__The input__:
......

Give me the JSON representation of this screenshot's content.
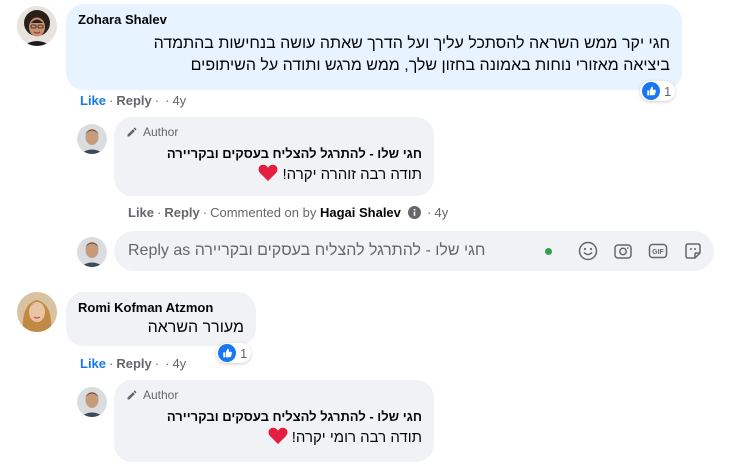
{
  "comments": [
    {
      "author": "Zohara Shalev",
      "text_lines": [
        "חגי יקר ממש השראה להסתכל עליך ועל הדרך שאתה עושה בנחישות בהתמדה",
        "ביציאה מאזורי נוחות באמונה בחזון שלך, ממש מרגש ותודה על השיתופים"
      ],
      "actions": {
        "like": "Like",
        "reply": "Reply",
        "dot": "·",
        "time": "4y"
      },
      "reaction_count": "1"
    },
    {
      "author": "Romi Kofman Atzmon",
      "text": "מעורר השראה",
      "actions": {
        "like": "Like",
        "reply": "Reply",
        "dot": "·",
        "time": "4y"
      },
      "reaction_count": "1"
    }
  ],
  "replies": [
    {
      "badge": "Author",
      "page_name": "חגי שלו - להתרגל להצליח בעסקים ובקריירה",
      "text": "תודה רבה זוהרה יקרה!",
      "actions": {
        "like": "Like",
        "reply": "Reply",
        "commented_on_by": "Commented on by",
        "by_name": "Hagai Shalev",
        "time": "4y"
      }
    },
    {
      "badge": "Author",
      "page_name": "חגי שלו - להתרגל להצליח בעסקים ובקריירה",
      "text": "תודה רבה רומי יקרה!"
    }
  ],
  "reply_input": {
    "placeholder": "Reply as חגי שלו - להתרגל להצליח בעסקים ובקריירה"
  },
  "colors": {
    "accent_blue": "#1877f2",
    "bubble_blue": "#e7f3ff",
    "bubble_grey": "#f0f2f5",
    "muted": "#65676b",
    "online": "#31a24c",
    "heart": "#e41e3f"
  },
  "icons": [
    "like-icon",
    "pencil-icon",
    "info-icon",
    "emoji-icon",
    "camera-icon",
    "gif-icon",
    "sticker-icon",
    "heart-icon"
  ]
}
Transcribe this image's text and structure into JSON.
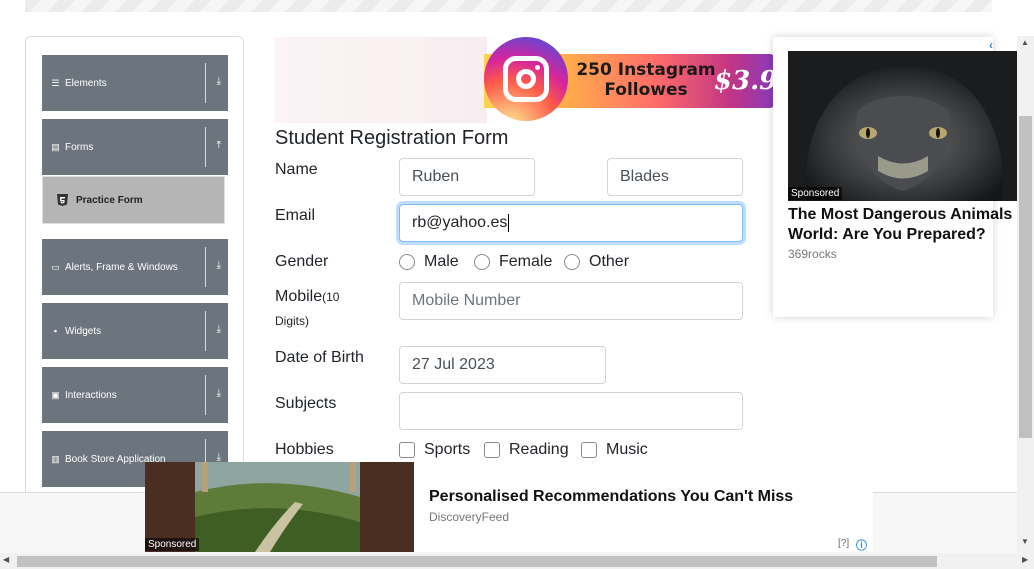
{
  "sidebar": {
    "groups": [
      {
        "label": "Elements",
        "icon": "menu-icon",
        "arrow": "⤓"
      },
      {
        "label": "Forms",
        "icon": "document-icon",
        "arrow": "⤒"
      },
      {
        "label": "Alerts, Frame & Windows",
        "icon": "window-icon",
        "arrow": "⤓"
      },
      {
        "label": "Widgets",
        "icon": "grid-icon",
        "arrow": "⤓"
      },
      {
        "label": "Interactions",
        "icon": "list-icon",
        "arrow": "⤓"
      },
      {
        "label": "Book Store Application",
        "icon": "library-icon",
        "arrow": "⤓"
      }
    ],
    "active_item": "Practice Form"
  },
  "top_ad": {
    "text": "250 Instagram Followes",
    "price": "$3.9"
  },
  "form": {
    "title": "Student Registration Form",
    "name_label": "Name",
    "first_name": "Ruben",
    "last_name": "Blades",
    "email_label": "Email",
    "email": "rb@yahoo.es",
    "gender_label": "Gender",
    "genders": [
      "Male",
      "Female",
      "Other"
    ],
    "mobile_label": "Mobile",
    "mobile_hint": "(10 Digits)",
    "mobile_placeholder": "Mobile Number",
    "dob_label": "Date of Birth",
    "dob": "27 Jul 2023",
    "subjects_label": "Subjects",
    "subjects_value": "",
    "hobbies_label": "Hobbies",
    "hobbies": [
      "Sports",
      "Reading",
      "Music"
    ]
  },
  "right_ad": {
    "sponsored": "Sponsored",
    "headline": "The Most Dangerous Animals World: Are You Prepared?",
    "source": "369rocks"
  },
  "bottom_ad": {
    "sponsored": "Sponsored",
    "headline": "Personalised Recommendations You Can't Miss",
    "source": "DiscoveryFeed",
    "info": "[?]"
  },
  "colors": {
    "sidebar_group": "#6c757d",
    "active_item": "#b5b5b5",
    "focus_border": "#80bdff"
  }
}
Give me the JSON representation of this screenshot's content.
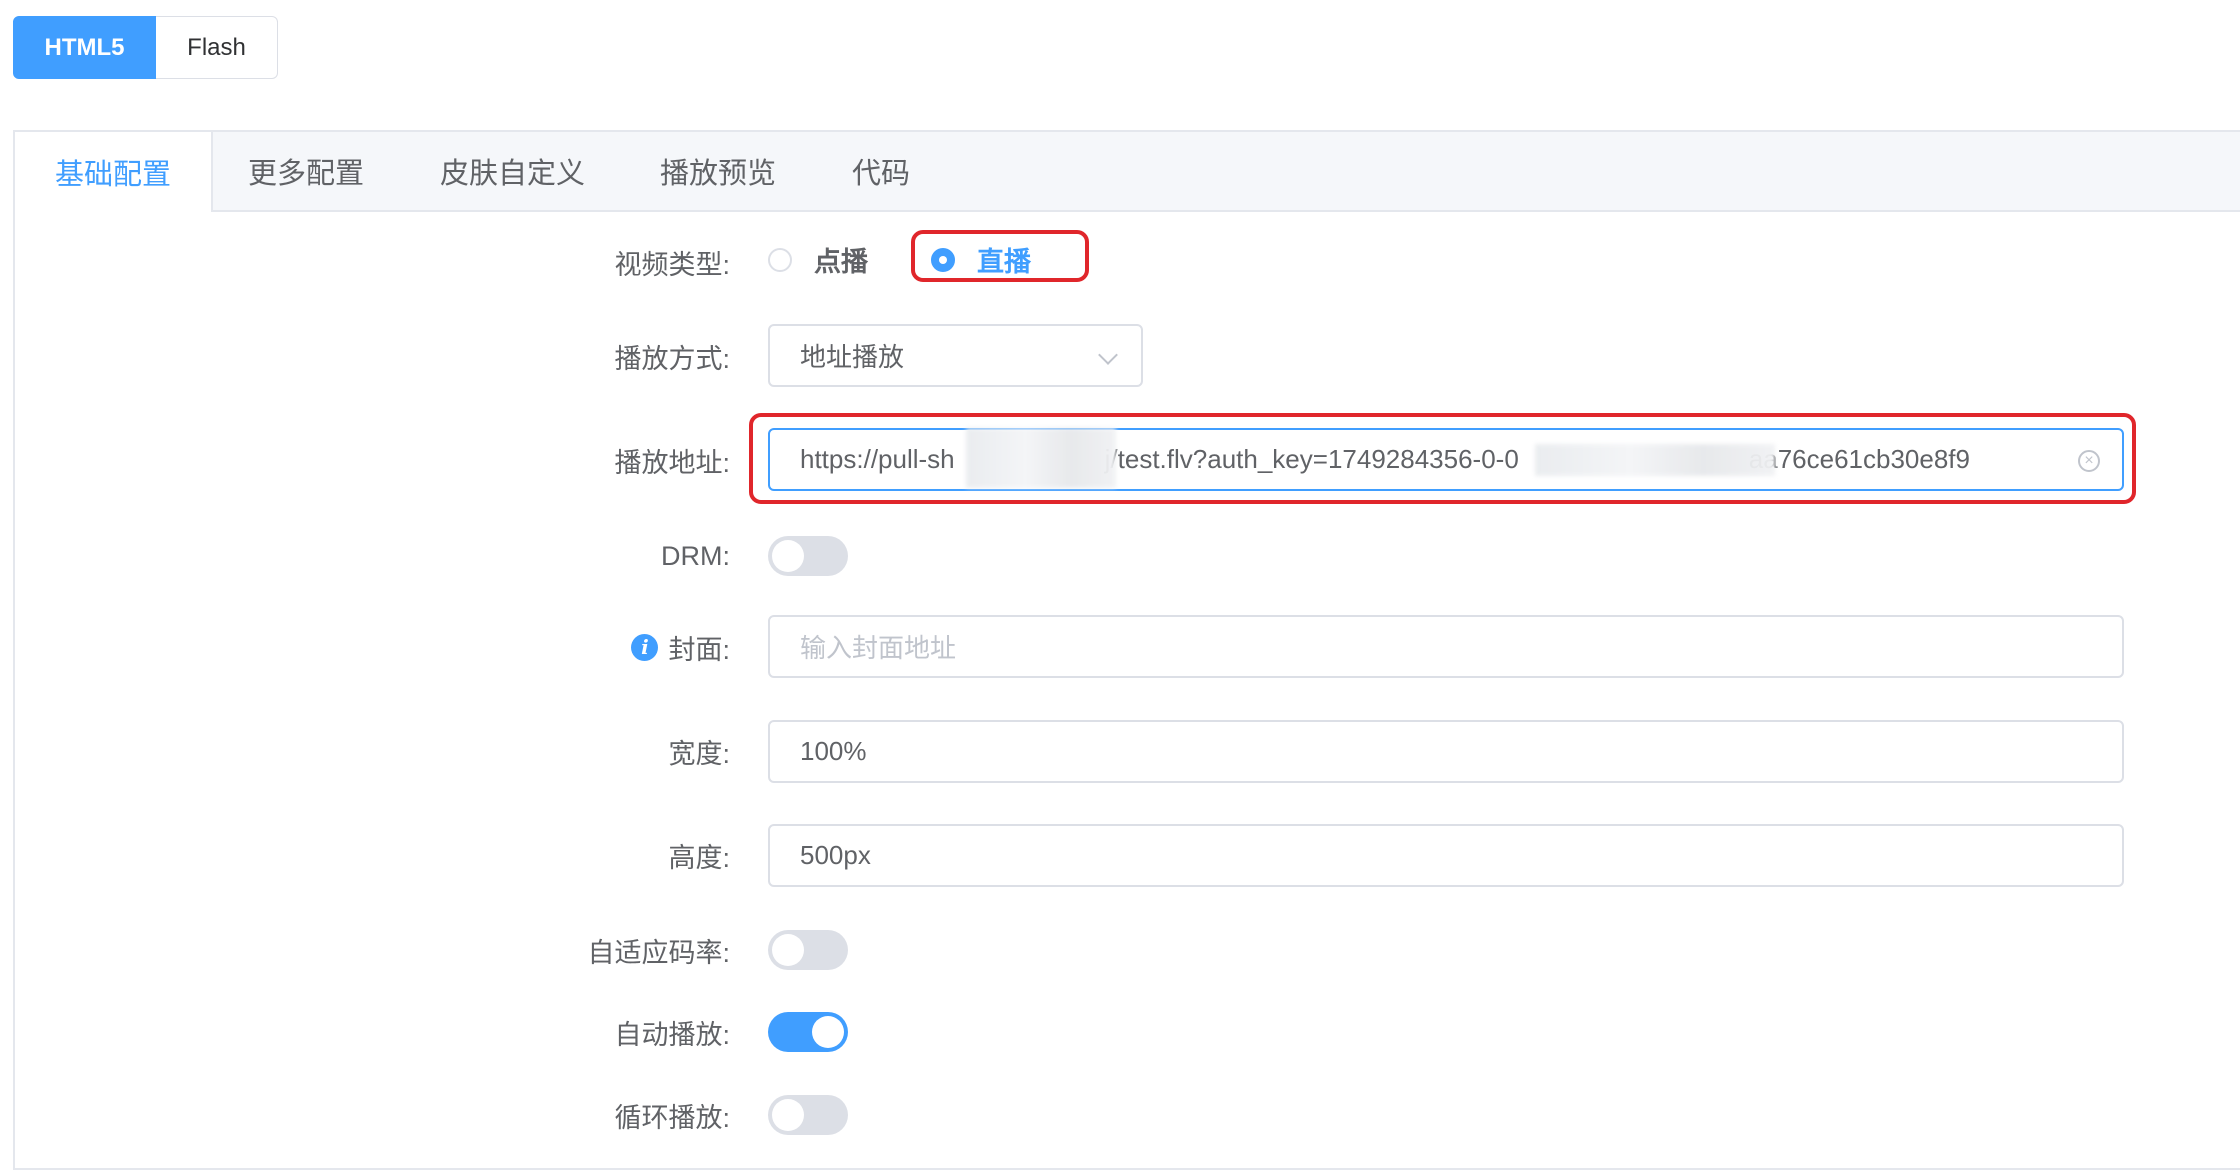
{
  "segmented": {
    "html5": "HTML5",
    "flash": "Flash"
  },
  "tabs": [
    {
      "label": "基础配置",
      "active": true
    },
    {
      "label": "更多配置",
      "active": false
    },
    {
      "label": "皮肤自定义",
      "active": false
    },
    {
      "label": "播放预览",
      "active": false
    },
    {
      "label": "代码",
      "active": false
    }
  ],
  "form": {
    "video_type": {
      "label": "视频类型:",
      "options": [
        "点播",
        "直播"
      ],
      "selected": "直播"
    },
    "play_mode": {
      "label": "播放方式:",
      "value": "地址播放"
    },
    "play_url": {
      "label": "播放地址:",
      "value_part1": "https://pull-sh",
      "value_part2": "j/test.flv?auth_key=1749284356-0-0",
      "value_part3": "aa76ce61cb30e8f9"
    },
    "drm": {
      "label": "DRM:",
      "on": false
    },
    "cover": {
      "label": "封面:",
      "placeholder": "输入封面地址",
      "value": ""
    },
    "width": {
      "label": "宽度:",
      "value": "100%"
    },
    "height": {
      "label": "高度:",
      "value": "500px"
    },
    "adaptive_bitrate": {
      "label": "自适应码率:",
      "on": false
    },
    "autoplay": {
      "label": "自动播放:",
      "on": true
    },
    "loop": {
      "label": "循环播放:",
      "on": false
    }
  },
  "colors": {
    "accent": "#409eff",
    "highlight_box": "#e0262b"
  }
}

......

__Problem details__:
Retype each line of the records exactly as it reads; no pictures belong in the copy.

__Result of this exercise__:
Give me the JSON representation of this screenshot's content.
{
  "comments": [
    {
      "author": "Zohara Shalev",
      "text_lines": [
        "חגי יקר ממש השראה להסתכל עליך ועל הדרך שאתה עושה בנחישות בהתמדה",
        "ביציאה מאזורי נוחות באמונה בחזון שלך, ממש מרגש ותודה על השיתופים"
      ],
      "actions": {
        "like": "Like",
        "reply": "Reply",
        "dot": "·",
        "time": "4y"
      },
      "reaction_count": "1"
    },
    {
      "author": "Romi Kofman Atzmon",
      "text": "מעורר השראה",
      "actions": {
        "like": "Like",
        "reply": "Reply",
        "dot": "·",
        "time": "4y"
      },
      "reaction_count": "1"
    }
  ],
  "replies": [
    {
      "badge": "Author",
      "page_name": "חגי שלו - להתרגל להצליח בעסקים ובקריירה",
      "text": "תודה רבה זוהרה יקרה!",
      "actions": {
        "like": "Like",
        "reply": "Reply",
        "commented_on_by": "Commented on by",
        "by_name": "Hagai Shalev",
        "time": "4y"
      }
    },
    {
      "badge": "Author",
      "page_name": "חגי שלו - להתרגל להצליח בעסקים ובקריירה",
      "text": "תודה רבה רומי יקרה!"
    }
  ],
  "reply_input": {
    "placeholder": "Reply as חגי שלו - להתרגל להצליח בעסקים ובקריירה"
  },
  "colors": {
    "accent_blue": "#1877f2",
    "bubble_blue": "#e7f3ff",
    "bubble_grey": "#f0f2f5",
    "muted": "#65676b",
    "online": "#31a24c",
    "heart": "#e41e3f"
  },
  "icons": [
    "like-icon",
    "pencil-icon",
    "info-icon",
    "emoji-icon",
    "camera-icon",
    "gif-icon",
    "sticker-icon",
    "heart-icon"
  ]
}
Transcribe this image's text and structure into JSON.
{
  "sidebar": {
    "groups": [
      {
        "label": "Elements",
        "icon": "menu-icon",
        "arrow": "⤓"
      },
      {
        "label": "Forms",
        "icon": "document-icon",
        "arrow": "⤒"
      },
      {
        "label": "Alerts, Frame & Windows",
        "icon": "window-icon",
        "arrow": "⤓"
      },
      {
        "label": "Widgets",
        "icon": "grid-icon",
        "arrow": "⤓"
      },
      {
        "label": "Interactions",
        "icon": "list-icon",
        "arrow": "⤓"
      },
      {
        "label": "Book Store Application",
        "icon": "library-icon",
        "arrow": "⤓"
      }
    ],
    "active_item": "Practice Form"
  },
  "top_ad": {
    "text": "250 Instagram Followes",
    "price": "$3.9"
  },
  "form": {
    "title": "Student Registration Form",
    "name_label": "Name",
    "first_name": "Ruben",
    "last_name": "Blades",
    "email_label": "Email",
    "email": "rb@yahoo.es",
    "gender_label": "Gender",
    "genders": [
      "Male",
      "Female",
      "Other"
    ],
    "mobile_label": "Mobile",
    "mobile_hint": "(10 Digits)",
    "mobile_placeholder": "Mobile Number",
    "dob_label": "Date of Birth",
    "dob": "27 Jul 2023",
    "subjects_label": "Subjects",
    "subjects_value": "",
    "hobbies_label": "Hobbies",
    "hobbies": [
      "Sports",
      "Reading",
      "Music"
    ]
  },
  "right_ad": {
    "sponsored": "Sponsored",
    "headline": "The Most Dangerous Animals World: Are You Prepared?",
    "source": "369rocks"
  },
  "bottom_ad": {
    "sponsored": "Sponsored",
    "headline": "Personalised Recommendations You Can't Miss",
    "source": "DiscoveryFeed",
    "info": "[?]"
  },
  "colors": {
    "sidebar_group": "#6c757d",
    "active_item": "#b5b5b5",
    "focus_border": "#80bdff"
  }
}
Give me the JSON representation of this screenshot's content.
{
  "segmented": {
    "html5": "HTML5",
    "flash": "Flash"
  },
  "tabs": [
    {
      "label": "基础配置",
      "active": true
    },
    {
      "label": "更多配置",
      "active": false
    },
    {
      "label": "皮肤自定义",
      "active": false
    },
    {
      "label": "播放预览",
      "active": false
    },
    {
      "label": "代码",
      "active": false
    }
  ],
  "form": {
    "video_type": {
      "label": "视频类型:",
      "options": [
        "点播",
        "直播"
      ],
      "selected": "直播"
    },
    "play_mode": {
      "label": "播放方式:",
      "value": "地址播放"
    },
    "play_url": {
      "label": "播放地址:",
      "value_part1": "https://pull-sh",
      "value_part2": "j/test.flv?auth_key=1749284356-0-0",
      "value_part3": "aa76ce61cb30e8f9"
    },
    "drm": {
      "label": "DRM:",
      "on": false
    },
    "cover": {
      "label": "封面:",
      "placeholder": "输入封面地址",
      "value": ""
    },
    "width": {
      "label": "宽度:",
      "value": "100%"
    },
    "height": {
      "label": "高度:",
      "value": "500px"
    },
    "adaptive_bitrate": {
      "label": "自适应码率:",
      "on": false
    },
    "autoplay": {
      "label": "自动播放:",
      "on": true
    },
    "loop": {
      "label": "循环播放:",
      "on": false
    }
  },
  "colors": {
    "accent": "#409eff",
    "highlight_box": "#e0262b"
  }
}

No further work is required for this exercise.